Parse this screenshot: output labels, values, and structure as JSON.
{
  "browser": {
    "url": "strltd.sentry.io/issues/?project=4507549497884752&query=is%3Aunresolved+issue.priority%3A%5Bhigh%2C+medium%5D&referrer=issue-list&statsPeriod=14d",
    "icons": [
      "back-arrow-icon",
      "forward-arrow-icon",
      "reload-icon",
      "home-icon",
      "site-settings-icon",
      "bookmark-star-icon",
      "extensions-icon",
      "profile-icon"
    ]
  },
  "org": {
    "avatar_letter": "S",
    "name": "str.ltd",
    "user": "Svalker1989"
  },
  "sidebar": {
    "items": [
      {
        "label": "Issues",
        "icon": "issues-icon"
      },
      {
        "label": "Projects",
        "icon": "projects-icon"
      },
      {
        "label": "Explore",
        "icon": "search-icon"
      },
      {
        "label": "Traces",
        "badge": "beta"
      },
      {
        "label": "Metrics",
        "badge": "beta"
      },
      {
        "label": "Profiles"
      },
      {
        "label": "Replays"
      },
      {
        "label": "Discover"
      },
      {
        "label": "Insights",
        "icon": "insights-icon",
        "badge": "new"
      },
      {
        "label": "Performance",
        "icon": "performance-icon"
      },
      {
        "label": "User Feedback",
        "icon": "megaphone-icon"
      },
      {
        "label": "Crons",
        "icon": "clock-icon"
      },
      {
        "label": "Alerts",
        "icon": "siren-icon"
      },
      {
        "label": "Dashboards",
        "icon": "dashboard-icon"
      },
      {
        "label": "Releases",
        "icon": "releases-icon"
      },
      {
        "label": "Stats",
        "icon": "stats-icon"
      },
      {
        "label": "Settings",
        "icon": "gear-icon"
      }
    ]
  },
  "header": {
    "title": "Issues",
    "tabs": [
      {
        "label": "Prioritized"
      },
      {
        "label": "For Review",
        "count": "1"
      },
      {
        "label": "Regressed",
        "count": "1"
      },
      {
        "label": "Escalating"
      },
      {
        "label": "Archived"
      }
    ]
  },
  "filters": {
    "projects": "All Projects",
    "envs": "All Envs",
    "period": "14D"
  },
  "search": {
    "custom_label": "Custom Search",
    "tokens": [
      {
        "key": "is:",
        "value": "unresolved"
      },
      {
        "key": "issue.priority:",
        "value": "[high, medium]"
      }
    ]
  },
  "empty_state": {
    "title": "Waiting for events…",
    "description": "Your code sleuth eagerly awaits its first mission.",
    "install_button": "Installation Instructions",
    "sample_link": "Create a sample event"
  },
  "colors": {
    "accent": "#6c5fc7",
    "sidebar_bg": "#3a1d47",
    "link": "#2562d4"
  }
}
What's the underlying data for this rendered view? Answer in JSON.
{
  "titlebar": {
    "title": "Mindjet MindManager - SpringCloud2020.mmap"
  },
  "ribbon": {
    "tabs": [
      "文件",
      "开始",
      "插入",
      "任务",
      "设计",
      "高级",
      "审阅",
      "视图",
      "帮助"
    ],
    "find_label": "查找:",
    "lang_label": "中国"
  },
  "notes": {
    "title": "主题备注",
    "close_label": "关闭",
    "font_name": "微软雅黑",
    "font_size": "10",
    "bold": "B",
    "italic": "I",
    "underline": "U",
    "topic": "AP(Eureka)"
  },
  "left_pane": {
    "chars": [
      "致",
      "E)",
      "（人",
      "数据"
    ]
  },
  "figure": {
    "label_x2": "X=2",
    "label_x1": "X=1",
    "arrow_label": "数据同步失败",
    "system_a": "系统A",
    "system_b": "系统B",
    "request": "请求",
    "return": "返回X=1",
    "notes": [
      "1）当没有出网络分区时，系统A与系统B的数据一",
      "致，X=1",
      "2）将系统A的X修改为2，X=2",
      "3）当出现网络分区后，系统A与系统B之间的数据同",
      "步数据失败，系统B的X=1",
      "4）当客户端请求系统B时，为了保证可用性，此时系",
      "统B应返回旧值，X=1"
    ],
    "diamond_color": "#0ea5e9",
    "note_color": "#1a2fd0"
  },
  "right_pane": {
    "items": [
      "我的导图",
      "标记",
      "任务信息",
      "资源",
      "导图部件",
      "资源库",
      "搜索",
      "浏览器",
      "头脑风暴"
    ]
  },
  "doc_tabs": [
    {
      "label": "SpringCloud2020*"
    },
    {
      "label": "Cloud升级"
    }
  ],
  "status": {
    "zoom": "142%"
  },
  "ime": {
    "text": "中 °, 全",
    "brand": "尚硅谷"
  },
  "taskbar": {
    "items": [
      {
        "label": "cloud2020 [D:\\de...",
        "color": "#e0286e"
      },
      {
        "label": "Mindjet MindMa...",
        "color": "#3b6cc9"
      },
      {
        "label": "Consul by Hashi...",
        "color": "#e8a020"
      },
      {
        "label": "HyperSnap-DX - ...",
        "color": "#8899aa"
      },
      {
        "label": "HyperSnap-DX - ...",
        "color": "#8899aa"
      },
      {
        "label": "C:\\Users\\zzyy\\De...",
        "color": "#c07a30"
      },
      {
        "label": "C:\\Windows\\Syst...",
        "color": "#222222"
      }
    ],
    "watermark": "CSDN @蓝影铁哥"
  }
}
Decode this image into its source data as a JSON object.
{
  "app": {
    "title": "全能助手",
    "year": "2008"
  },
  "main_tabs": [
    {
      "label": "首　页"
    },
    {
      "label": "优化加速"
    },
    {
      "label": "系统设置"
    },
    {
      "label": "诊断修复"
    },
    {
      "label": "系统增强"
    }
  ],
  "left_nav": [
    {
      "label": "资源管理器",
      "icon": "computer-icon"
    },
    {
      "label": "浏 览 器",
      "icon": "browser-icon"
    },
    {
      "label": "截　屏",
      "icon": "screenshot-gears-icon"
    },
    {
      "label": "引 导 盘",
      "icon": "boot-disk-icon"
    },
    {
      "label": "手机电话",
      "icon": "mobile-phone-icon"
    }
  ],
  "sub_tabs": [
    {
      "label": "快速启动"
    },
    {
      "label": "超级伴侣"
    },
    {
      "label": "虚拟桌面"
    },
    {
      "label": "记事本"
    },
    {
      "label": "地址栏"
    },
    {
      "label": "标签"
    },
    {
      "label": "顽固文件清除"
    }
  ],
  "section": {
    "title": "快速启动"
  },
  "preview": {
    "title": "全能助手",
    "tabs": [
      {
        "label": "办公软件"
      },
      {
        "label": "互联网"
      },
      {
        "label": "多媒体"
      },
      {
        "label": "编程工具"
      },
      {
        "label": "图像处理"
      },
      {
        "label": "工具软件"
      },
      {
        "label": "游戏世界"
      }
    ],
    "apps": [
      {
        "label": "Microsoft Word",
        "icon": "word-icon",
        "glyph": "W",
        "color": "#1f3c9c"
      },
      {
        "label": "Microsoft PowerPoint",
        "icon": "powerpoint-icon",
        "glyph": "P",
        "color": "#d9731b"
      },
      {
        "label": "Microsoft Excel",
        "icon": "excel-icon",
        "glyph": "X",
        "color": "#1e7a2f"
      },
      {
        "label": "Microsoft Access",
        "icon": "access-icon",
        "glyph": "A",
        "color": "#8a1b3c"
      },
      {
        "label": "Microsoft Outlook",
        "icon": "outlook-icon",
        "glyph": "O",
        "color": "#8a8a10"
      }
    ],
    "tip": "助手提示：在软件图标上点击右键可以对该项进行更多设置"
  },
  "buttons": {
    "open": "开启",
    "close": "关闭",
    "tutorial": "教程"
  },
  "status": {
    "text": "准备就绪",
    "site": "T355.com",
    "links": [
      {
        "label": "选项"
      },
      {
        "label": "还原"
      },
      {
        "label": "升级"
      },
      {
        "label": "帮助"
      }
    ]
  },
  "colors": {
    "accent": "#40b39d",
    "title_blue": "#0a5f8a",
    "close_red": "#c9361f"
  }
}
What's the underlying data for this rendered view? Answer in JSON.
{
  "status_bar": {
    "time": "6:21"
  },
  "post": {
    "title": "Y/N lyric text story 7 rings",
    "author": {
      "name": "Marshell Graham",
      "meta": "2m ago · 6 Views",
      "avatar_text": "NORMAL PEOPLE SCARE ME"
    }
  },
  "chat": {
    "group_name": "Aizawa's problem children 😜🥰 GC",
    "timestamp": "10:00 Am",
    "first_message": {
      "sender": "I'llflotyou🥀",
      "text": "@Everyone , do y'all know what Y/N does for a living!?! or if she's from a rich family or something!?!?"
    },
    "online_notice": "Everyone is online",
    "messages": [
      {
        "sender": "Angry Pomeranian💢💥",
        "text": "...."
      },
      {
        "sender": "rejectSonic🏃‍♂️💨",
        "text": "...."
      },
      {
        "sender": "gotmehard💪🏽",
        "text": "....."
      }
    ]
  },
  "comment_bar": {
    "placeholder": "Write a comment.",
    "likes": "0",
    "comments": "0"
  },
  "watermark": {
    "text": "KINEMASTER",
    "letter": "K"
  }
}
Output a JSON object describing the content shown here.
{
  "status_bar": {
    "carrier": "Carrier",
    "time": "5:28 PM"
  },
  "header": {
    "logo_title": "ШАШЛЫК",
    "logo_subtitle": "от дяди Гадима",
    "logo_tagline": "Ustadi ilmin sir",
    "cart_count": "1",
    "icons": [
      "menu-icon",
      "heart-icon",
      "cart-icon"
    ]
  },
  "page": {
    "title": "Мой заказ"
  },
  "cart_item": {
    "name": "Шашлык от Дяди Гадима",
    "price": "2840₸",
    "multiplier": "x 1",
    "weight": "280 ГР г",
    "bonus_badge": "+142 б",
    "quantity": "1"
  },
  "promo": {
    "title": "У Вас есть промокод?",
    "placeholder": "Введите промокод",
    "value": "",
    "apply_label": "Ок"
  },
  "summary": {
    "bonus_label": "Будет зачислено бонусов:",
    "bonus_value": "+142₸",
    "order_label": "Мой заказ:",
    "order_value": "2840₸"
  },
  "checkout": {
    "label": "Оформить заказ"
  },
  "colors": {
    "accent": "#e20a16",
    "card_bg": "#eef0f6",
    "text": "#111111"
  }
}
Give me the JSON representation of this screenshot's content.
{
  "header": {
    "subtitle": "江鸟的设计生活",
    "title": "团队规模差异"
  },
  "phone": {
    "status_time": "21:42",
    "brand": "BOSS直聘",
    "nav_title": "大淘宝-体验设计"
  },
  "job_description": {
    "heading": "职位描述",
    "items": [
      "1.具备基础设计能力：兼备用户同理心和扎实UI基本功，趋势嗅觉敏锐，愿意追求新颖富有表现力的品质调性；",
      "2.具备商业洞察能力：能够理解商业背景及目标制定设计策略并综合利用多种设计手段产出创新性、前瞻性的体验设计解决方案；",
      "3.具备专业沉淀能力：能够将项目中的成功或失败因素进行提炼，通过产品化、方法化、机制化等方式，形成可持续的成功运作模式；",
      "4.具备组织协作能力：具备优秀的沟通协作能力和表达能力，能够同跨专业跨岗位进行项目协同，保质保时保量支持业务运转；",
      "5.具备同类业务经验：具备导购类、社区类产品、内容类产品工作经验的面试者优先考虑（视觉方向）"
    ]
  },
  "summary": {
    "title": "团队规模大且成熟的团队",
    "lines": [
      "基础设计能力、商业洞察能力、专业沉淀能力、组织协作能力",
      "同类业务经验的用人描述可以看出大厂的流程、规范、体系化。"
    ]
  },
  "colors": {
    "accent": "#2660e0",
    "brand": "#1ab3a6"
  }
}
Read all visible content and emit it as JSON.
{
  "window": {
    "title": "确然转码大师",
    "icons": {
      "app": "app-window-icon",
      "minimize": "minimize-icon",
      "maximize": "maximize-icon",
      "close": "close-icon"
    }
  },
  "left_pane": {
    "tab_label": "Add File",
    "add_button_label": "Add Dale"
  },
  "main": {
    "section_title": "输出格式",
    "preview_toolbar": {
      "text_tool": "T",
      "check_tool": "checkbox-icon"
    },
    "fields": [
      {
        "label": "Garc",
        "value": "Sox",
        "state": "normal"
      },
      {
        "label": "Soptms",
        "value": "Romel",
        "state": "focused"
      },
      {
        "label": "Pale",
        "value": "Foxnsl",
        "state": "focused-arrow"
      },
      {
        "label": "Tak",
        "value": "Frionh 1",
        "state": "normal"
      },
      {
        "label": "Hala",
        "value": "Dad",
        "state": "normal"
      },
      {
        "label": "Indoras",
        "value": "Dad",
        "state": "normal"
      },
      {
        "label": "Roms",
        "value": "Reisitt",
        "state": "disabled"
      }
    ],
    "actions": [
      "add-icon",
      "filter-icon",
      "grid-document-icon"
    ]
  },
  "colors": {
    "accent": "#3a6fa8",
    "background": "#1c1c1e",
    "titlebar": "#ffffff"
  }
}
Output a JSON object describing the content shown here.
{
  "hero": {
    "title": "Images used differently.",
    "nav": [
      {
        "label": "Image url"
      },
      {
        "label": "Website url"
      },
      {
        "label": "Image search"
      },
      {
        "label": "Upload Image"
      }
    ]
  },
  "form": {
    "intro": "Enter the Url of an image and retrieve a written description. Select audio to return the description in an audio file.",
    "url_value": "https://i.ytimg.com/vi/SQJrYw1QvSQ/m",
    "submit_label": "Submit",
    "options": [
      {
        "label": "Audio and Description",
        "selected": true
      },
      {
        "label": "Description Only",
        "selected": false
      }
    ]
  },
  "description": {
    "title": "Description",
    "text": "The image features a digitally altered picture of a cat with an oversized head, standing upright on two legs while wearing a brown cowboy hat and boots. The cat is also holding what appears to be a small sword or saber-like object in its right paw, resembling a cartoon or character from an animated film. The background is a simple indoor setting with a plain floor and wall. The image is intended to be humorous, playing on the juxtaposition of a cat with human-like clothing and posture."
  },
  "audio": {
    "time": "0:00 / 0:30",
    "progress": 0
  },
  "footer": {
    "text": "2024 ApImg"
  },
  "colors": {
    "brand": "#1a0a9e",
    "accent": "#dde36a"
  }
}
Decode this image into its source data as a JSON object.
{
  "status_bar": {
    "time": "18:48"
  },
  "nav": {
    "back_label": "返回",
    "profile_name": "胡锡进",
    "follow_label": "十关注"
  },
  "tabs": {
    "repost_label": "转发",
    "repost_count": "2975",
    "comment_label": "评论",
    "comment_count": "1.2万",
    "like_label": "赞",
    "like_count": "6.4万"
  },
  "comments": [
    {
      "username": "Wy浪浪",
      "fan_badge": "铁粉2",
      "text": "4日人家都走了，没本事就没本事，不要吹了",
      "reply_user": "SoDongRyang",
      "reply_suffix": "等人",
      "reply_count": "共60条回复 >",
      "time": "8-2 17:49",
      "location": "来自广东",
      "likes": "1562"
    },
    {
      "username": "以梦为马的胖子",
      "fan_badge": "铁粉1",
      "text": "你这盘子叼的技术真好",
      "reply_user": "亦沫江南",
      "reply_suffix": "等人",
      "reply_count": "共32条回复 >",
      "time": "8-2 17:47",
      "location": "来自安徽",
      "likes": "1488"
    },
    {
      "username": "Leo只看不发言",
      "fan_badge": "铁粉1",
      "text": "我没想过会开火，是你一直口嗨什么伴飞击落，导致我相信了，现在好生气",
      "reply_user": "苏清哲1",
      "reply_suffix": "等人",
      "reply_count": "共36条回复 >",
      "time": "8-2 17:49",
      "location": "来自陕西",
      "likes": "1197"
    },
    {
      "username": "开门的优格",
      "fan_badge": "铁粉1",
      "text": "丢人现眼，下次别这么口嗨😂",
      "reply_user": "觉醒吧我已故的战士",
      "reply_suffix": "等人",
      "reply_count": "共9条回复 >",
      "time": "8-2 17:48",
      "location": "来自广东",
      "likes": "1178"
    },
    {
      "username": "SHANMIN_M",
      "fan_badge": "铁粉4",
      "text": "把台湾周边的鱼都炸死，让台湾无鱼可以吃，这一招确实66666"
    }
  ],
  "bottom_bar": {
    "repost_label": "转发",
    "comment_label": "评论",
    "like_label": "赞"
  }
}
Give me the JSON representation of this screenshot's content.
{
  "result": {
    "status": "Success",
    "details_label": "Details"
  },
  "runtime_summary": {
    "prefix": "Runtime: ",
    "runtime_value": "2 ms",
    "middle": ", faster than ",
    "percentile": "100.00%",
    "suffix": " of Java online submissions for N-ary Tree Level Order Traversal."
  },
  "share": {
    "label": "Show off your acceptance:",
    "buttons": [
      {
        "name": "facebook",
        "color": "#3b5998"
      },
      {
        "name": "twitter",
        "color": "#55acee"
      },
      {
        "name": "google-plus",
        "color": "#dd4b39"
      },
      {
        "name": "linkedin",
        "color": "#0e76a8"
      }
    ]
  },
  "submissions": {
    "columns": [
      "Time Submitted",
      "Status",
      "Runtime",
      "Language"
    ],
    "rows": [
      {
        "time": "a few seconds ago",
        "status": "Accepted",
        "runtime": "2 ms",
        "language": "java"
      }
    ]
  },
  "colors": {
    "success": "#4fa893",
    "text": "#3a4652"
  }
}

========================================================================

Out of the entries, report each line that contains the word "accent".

Answer for this exercise:
    "accent": "#6c5fc7",
    "accent": "#40b39d",
    "accent": "#e20a16",
    "accent": "#2660e0",
    "accent": "#3a6fa8",
    "accent": "#dde36a"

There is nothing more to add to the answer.